Carla Burton, Accidental Nurse, settled back in the starhack.
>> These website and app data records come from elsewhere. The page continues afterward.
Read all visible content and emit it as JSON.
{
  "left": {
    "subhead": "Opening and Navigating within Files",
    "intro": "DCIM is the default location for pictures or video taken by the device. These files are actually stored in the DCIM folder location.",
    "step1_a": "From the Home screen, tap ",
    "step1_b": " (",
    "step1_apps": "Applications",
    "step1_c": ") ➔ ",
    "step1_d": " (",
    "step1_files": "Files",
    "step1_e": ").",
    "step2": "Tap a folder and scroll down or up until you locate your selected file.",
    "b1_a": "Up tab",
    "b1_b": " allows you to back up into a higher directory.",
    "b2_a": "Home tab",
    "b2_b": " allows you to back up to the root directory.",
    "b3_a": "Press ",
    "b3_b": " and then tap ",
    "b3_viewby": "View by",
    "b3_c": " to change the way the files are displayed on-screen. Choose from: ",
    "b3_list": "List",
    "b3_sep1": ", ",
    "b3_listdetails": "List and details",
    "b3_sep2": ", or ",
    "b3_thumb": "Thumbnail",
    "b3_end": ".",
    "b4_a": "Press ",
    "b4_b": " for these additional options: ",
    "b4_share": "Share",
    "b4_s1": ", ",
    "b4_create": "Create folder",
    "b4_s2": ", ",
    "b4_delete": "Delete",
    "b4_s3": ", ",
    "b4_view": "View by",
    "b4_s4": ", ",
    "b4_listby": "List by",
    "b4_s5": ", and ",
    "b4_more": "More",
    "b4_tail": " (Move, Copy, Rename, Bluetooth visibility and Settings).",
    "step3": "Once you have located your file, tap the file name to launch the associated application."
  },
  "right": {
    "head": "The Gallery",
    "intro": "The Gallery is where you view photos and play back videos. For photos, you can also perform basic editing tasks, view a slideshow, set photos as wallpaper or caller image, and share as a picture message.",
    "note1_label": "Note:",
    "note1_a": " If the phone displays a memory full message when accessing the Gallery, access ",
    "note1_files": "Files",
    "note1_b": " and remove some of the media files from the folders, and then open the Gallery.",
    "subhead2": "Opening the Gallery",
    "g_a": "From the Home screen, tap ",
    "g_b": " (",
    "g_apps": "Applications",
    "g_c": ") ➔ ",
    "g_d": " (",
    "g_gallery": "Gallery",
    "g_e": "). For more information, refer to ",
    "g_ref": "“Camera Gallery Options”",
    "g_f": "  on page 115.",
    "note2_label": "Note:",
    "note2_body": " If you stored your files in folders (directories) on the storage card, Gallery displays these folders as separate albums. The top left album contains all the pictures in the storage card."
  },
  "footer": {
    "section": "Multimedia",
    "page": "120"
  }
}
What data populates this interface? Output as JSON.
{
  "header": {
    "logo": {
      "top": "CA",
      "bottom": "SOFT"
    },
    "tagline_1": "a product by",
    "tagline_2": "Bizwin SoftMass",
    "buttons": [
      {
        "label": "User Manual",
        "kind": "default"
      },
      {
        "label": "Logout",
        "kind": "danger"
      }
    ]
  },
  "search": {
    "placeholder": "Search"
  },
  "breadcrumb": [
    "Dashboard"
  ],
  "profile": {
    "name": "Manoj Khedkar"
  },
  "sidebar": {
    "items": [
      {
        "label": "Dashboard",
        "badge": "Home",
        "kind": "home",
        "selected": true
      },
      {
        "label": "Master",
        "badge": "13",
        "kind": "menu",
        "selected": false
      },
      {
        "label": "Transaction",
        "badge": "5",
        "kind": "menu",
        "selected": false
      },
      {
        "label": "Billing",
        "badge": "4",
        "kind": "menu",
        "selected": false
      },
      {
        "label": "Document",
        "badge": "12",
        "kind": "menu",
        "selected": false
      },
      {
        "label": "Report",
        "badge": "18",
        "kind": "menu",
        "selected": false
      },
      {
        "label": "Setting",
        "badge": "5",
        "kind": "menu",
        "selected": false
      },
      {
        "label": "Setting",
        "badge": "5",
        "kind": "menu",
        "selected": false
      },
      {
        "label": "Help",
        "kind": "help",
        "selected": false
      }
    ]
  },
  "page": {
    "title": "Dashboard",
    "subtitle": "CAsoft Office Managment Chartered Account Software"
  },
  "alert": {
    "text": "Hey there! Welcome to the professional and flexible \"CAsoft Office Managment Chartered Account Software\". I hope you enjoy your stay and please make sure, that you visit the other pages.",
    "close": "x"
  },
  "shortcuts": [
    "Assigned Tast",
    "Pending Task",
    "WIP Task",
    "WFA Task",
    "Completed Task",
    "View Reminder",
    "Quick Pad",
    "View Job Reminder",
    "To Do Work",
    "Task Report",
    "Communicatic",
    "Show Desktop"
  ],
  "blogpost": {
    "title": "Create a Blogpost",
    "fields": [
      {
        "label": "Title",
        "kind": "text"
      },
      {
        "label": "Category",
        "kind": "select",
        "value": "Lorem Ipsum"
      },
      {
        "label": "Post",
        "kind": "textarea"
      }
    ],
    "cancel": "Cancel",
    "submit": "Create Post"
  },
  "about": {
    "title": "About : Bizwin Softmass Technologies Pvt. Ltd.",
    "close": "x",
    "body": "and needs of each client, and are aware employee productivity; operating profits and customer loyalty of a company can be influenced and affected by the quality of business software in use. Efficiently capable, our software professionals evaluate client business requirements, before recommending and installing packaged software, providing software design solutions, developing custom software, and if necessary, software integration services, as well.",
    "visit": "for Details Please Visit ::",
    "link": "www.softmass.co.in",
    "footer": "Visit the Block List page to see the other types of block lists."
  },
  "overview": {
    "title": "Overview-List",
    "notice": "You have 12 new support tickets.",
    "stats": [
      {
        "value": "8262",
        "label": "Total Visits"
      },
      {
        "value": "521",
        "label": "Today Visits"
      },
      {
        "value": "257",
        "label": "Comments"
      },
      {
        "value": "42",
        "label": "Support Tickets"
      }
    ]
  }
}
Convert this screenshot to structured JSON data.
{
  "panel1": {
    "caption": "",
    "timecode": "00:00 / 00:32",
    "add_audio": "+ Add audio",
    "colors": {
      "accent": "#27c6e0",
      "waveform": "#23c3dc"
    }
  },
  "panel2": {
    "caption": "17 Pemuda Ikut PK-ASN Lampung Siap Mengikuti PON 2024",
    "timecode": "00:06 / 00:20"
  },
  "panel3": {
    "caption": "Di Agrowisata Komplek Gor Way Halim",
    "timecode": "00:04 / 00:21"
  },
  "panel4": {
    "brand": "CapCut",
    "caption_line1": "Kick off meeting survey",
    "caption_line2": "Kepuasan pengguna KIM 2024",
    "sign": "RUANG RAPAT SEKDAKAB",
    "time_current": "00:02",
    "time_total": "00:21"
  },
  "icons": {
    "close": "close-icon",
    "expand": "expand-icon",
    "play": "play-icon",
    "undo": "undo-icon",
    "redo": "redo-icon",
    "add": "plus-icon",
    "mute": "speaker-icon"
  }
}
Moments ago, she had been standing in the middle of 20,000 people in Yankee Stadium.  And they were laughing at her, after she had tried so hard during the entire game to be of assistance to those around her.

She had been sitting between home plate and first base, really quite close to the field and just behind the Yankee dugout.  In the first inning, one of the Texas Rangers ripped a line drive foul into the first base seats.  It rocketed off one seat, hit another and landed gently on top of the head of a gentleman who was dozing peacefully.
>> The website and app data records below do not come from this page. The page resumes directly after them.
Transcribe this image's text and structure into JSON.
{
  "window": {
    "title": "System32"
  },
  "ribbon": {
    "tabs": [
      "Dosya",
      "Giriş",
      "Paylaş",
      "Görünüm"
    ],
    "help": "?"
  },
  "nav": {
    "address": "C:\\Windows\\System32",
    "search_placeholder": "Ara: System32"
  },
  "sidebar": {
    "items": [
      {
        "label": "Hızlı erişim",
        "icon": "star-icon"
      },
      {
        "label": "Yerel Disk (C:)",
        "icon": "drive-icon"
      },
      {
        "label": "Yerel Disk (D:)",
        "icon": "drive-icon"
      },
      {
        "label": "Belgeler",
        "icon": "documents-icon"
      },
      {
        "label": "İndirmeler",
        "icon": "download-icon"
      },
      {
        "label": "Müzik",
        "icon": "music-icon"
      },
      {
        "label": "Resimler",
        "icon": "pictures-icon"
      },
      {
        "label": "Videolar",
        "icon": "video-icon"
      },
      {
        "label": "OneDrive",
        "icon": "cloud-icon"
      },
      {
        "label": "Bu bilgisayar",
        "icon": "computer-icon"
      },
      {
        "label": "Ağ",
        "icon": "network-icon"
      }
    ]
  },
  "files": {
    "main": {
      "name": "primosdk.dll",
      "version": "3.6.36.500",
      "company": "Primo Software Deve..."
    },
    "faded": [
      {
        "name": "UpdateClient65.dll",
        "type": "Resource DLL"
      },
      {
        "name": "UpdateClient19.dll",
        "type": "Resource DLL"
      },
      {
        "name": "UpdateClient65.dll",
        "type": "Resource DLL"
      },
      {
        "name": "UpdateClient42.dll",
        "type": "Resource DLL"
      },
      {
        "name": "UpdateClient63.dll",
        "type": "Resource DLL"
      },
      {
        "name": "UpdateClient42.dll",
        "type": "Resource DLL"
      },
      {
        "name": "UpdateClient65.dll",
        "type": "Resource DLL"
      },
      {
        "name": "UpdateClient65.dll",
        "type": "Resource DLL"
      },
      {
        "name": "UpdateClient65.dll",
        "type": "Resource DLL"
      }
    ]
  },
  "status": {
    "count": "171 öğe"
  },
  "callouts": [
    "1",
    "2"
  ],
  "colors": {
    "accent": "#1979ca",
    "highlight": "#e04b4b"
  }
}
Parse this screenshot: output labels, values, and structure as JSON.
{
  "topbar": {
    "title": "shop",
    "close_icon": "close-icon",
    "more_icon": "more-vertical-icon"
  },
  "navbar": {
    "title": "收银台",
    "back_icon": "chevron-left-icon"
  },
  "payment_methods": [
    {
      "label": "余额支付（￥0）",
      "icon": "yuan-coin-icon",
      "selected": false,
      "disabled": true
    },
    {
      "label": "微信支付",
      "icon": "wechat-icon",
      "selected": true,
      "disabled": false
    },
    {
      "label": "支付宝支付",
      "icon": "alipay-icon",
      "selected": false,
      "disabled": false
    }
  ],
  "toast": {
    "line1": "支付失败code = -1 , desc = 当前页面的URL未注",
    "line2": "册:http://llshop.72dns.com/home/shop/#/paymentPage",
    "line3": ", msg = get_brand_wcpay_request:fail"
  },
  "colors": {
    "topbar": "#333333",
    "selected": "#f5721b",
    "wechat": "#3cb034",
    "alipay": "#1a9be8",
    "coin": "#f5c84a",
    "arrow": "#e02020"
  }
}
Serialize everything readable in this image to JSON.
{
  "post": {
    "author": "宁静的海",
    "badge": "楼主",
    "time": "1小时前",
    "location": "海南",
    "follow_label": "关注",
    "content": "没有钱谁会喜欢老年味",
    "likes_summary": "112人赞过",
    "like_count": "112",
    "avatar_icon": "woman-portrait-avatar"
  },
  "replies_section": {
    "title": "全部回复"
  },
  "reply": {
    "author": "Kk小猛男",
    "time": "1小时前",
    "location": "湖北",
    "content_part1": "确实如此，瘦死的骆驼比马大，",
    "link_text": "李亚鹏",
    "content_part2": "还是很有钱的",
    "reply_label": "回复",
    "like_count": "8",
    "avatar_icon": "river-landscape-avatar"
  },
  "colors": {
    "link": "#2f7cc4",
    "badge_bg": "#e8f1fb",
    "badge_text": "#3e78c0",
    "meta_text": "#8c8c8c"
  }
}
Carla didn’t know the man had been sleeping and that he was, in fact, under the influence of one too many beers.  She thought the ball had knocked him out.  The ball had fallen to the ground where some twenty people scrambled for it.  Everyone ignored the drunk, everyone except Carla.  She immediately shouted, “I’ll help.  I know what to do.”  She really didn’t know what to do from a practical point of view, but here was an opportunity to put all of her extensive reading about nursing into practice.

“Don’t move him.  Someone get a blanket.  We must prevent shock.”  No one offered a blanket.  Who goes to a ballgame in July with a blanket?  The drunk wasn’t moving.  He didn’t even know a ball had hit him.  He was dreaming of surfing in Tahiti, after which he intended to quaff a few more brewskis.  “Is there a doctor around?”  A Ranger smashed a long fly ball to left, and the Yankee outfielder made a leaping catch against the barrier.  Everyone ignored Carla and the drunk.
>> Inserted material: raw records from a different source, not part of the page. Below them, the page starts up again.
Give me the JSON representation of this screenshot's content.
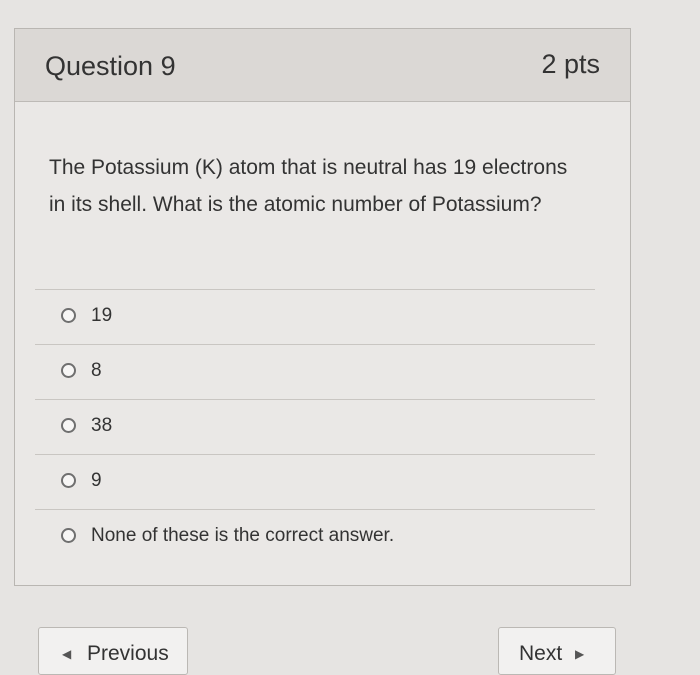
{
  "question": {
    "title": "Question 9",
    "points": "2 pts",
    "text": "The Potassium (K) atom that is neutral has 19 electrons in its shell. What is the atomic number of Potassium?"
  },
  "answers": [
    {
      "label": "19"
    },
    {
      "label": "8"
    },
    {
      "label": "38"
    },
    {
      "label": "9"
    },
    {
      "label": "None of these is the correct answer."
    }
  ],
  "nav": {
    "previous_label": "Previous",
    "next_label": "Next",
    "previous_icon": "triangle-left-icon",
    "next_icon": "triangle-right-icon"
  }
}
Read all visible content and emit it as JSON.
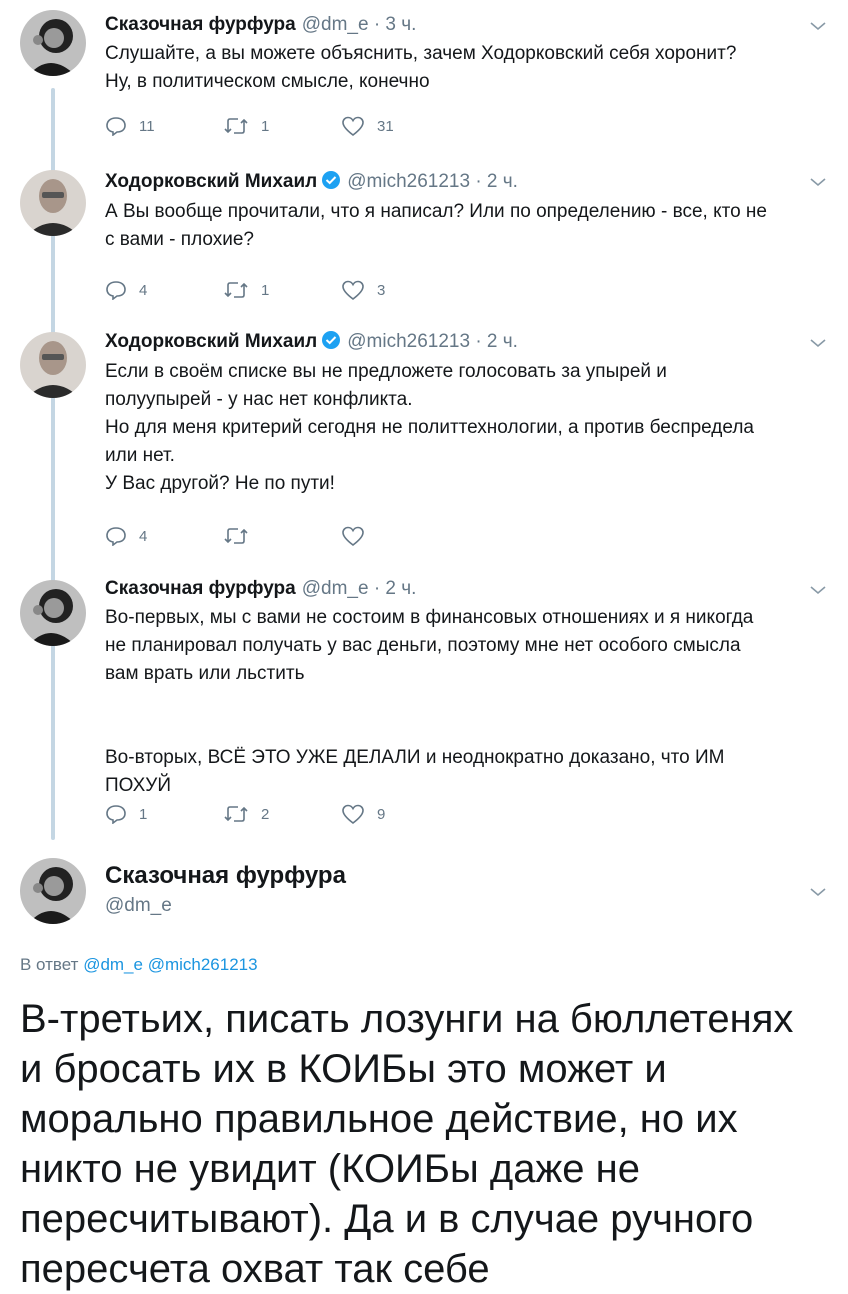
{
  "tweets": [
    {
      "name": "Сказочная фурфура",
      "handle": "@dm_e · 3 ч.",
      "verified": false,
      "lines": [
        "Слушайте, а вы можете объяснить, зачем Ходорковский себя хоронит?",
        "Ну, в политическом смысле, конечно"
      ],
      "replies": "11",
      "retweets": "1",
      "likes": "31"
    },
    {
      "name": "Ходорковский Михаил",
      "handle": "@mich261213 · 2 ч.",
      "verified": true,
      "lines": [
        "А Вы вообще прочитали, что я написал? Или по определению - все, кто не",
        "с вами - плохие?"
      ],
      "replies": "4",
      "retweets": "1",
      "likes": "3"
    },
    {
      "name": "Ходорковский Михаил",
      "handle": "@mich261213 · 2 ч.",
      "verified": true,
      "lines": [
        "Если в своём списке вы не предложете голосовать за упырей и",
        "полуупырей  - у нас нет конфликта.",
        "Но для меня критерий сегодня не политтехнологии, а против беспредела",
        "или нет.",
        "У Вас другой? Не по пути!"
      ],
      "replies": "4",
      "retweets": "",
      "likes": ""
    },
    {
      "name": "Сказочная фурфура",
      "handle": "@dm_e · 2 ч.",
      "verified": false,
      "lines": [
        "Во-первых, мы с вами не состоим в финансовых отношениях и я никогда",
        "не планировал получать у вас деньги, поэтому мне нет особого смысла",
        "вам врать или льстить",
        "",
        "Во-вторых, ВСЁ ЭТО УЖЕ ДЕЛАЛИ и неоднократно доказано, что ИМ",
        "ПОХУЙ"
      ],
      "replies": "1",
      "retweets": "2",
      "likes": "9"
    }
  ],
  "main_tweet": {
    "name": "Сказочная фурфура",
    "handle": "@dm_e",
    "reply_prefix": "В ответ",
    "reply_mentions": "@dm_e @mich261213",
    "lines": [
      "В-третьих, писать лозунги на бюллетенях",
      "и бросать их в КОИБы это может и",
      "морально правильное действие, но их",
      "никто не увидит (КОИБы даже не",
      "пересчитывают). Да и в случае ручного",
      "пересчета охват так себе"
    ]
  },
  "colors": {
    "thread_line": "#c4d6e3",
    "secondary_text": "#657786",
    "link": "#1b95e0",
    "verified": "#1da1f2"
  }
}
In the absence of a blanket, Carla started taking sweaters and light jackets from the backs of the seats around her.  No one seemed to notice –- or care.  She even used some old newspapers to cover the drunk.  When she had finished, all that was exposed was the drunk’s mouth, wide open and exposed to the night sky.  And then it happened.

The Yankees were now at bat.  The hitter lofted a high, foul pop in the direction of the rightfield stands.  The ball arced gently and hit a seat two rows in front of the dozing drunk, then bounced high.  A number of fans had followed the flight of the ball as it drifted toward the drunk.  It gently hit the seat in which he was sprawled and sort of hopped into the drunk’s agape mouth.  He didn’t even move, not a twitch.  He certainly wasn’t dead because a sheet of newspaper covering his nose was moving rhythmically up and down.

Then the fans took note.  They saw the drunk covered from head to toe with sweaters, jackets and newspaper, with a baseball perched in his open mouth.  And the laughter started, becoming contagious as other fans came to see what was happening.  The laughter built in intensity until it became convulsive.  It didn’t stop until someone shook the drunk awake.  He excused himself with what he must have felt was dignity, removed the ball from his mouth, put it in his pocket and went off in search of another brewski.

By then, Carla Burton was on her way home in the starhack, her dreams of nursing dealt a temporary setback.

                                                                                       ©2005 Larry Centor